The quality of air that most Americans breathe is better than it used but that it still iffy. That’s according to the American Lung Association, which says that 166 million of us live in places where ozone levels or particle pollution is not good.
The Guardian reports that soot and smoke from wildfires out west — caused by droughts — is one of the reasons that air quality is slow to improve. It references the lung association’s 17 annual “state of the air” that says the end result could be more lung cancer, asthma attacks, heart disease and reproductive problems.
“Six of the 10 worst US cities for short-term pollution are in California, which has been in the grip of an historic drought. Bakersfield, California, was named the most polluted city for both short-term and year-round particle pollution, while Los Angeles-Long Beach was the worst for ozone pollution,” says the Guardian report.

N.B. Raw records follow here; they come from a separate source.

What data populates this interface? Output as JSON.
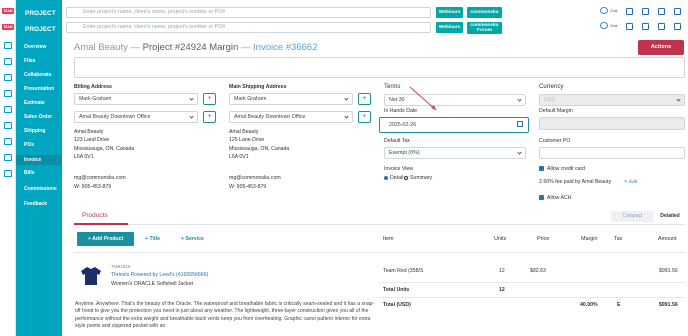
{
  "brand_label": "TEAM",
  "nav": {
    "project_label": "PROJECT",
    "project_label2": "PROJECT",
    "items": [
      "Overview",
      "Files",
      "Collaborate",
      "Presentation",
      "Estimate",
      "Sales Order",
      "Shipping",
      "POs",
      "Invoice",
      "Bills",
      "Commissions",
      "Feedback"
    ],
    "active": "Invoice"
  },
  "search": {
    "placeholder": "Enter project's name, client's name, project's number or PO#"
  },
  "topbar": {
    "webinars": "Webinars",
    "community": "commonsku",
    "community_forum_line1": "commonsku",
    "community_forum_line2": "Forum",
    "chat1": "Chat",
    "chat2": "Chat"
  },
  "title": {
    "client": "Amal Beauty",
    "project": "Project #24924 Margin",
    "invoice": "Invoice #36662",
    "dash": "—"
  },
  "actions_label": "Actions",
  "billing": {
    "label": "Billing Address",
    "contact": "Mark Graham",
    "address_select": "Amal Beauty Downtown Office",
    "lines": [
      "Amal Beauty",
      "123 Land Drive",
      "Mississauga, ON, Canada",
      "L6A 0V1"
    ],
    "email": "mg@commonsku.com",
    "phone": "W: 905-453-879"
  },
  "shipping": {
    "label": "Main Shipping Address",
    "contact": "Mark Graham",
    "address_select": "Amal Beauty Downtown Office",
    "lines": [
      "Amal Beauty",
      "125 Lane Drive",
      "Mississauga, ON, Canada",
      "L6A 0V1"
    ],
    "email": "mg@commonsku.com",
    "phone": "W: 905-453-879"
  },
  "terms": {
    "label": "Terms",
    "value": "Net 30"
  },
  "in_hands": {
    "label": "In Hands Date",
    "value": "2025-02-26"
  },
  "default_tax": {
    "label": "Default Tax",
    "value": "Exempt (0%)"
  },
  "invoice_view": {
    "label": "Invoice View",
    "options": [
      "Detail",
      "Summary"
    ],
    "selected": "Detail"
  },
  "currency": {
    "label": "Currency",
    "value": "USD"
  },
  "default_margin": {
    "label": "Default Margin"
  },
  "customer_po": {
    "label": "Customer PO"
  },
  "credit": {
    "label": "Allow credit card",
    "fee": "2.50% fee paid by Amal Beauty",
    "edit": "Edit"
  },
  "ach": {
    "label": "Allow ACH"
  },
  "products": {
    "tab": "Products",
    "compact": "Compact",
    "detailed": "Detailed",
    "add_product": "+ Add Product",
    "add_title": "Title",
    "add_service": "Service",
    "columns": [
      "Item",
      "Units",
      "Price",
      "Margin",
      "Tax",
      "Amount"
    ]
  },
  "item": {
    "code": "TM91926",
    "supplier": "Thrivels Powered by Leed's (4165556666)",
    "name": "Women's ORACLE Softshell Jacket",
    "description": "Anytime. Anywhere. That's the beauty of the Oracle. The waterproof and breathable fabric is critically seam-sealed and it has a snap-off hood to give you the protection you need in just about any weather. The lightweight, three-layer construction gives you all of the performance without the extra weight and breathable back vents keep you from overheating. Graphic camo pattern interior for extra style points and zippered pocket with an",
    "variant": "Team Red (358/S",
    "units": "12",
    "price": "$82.63",
    "amount": "$991.56",
    "total_units_label": "Total Units",
    "total_units": "12",
    "total_label": "Total (USD)",
    "total_margin": "40.00%",
    "total_tax": "E",
    "total_amount": "$991.56"
  },
  "colors": {
    "teal": "#00a6c0",
    "accent": "#c0334e",
    "button": "#00a9a7"
  }
}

“Small particles that escape from the burning of coal and from vehicle tail pipes can bury themselves deep in people’s lungs, causing various health problems,” it adds. “Ozone and other harmful gases can also be expelled from these sources, triggering asthma attacks and even premature death.”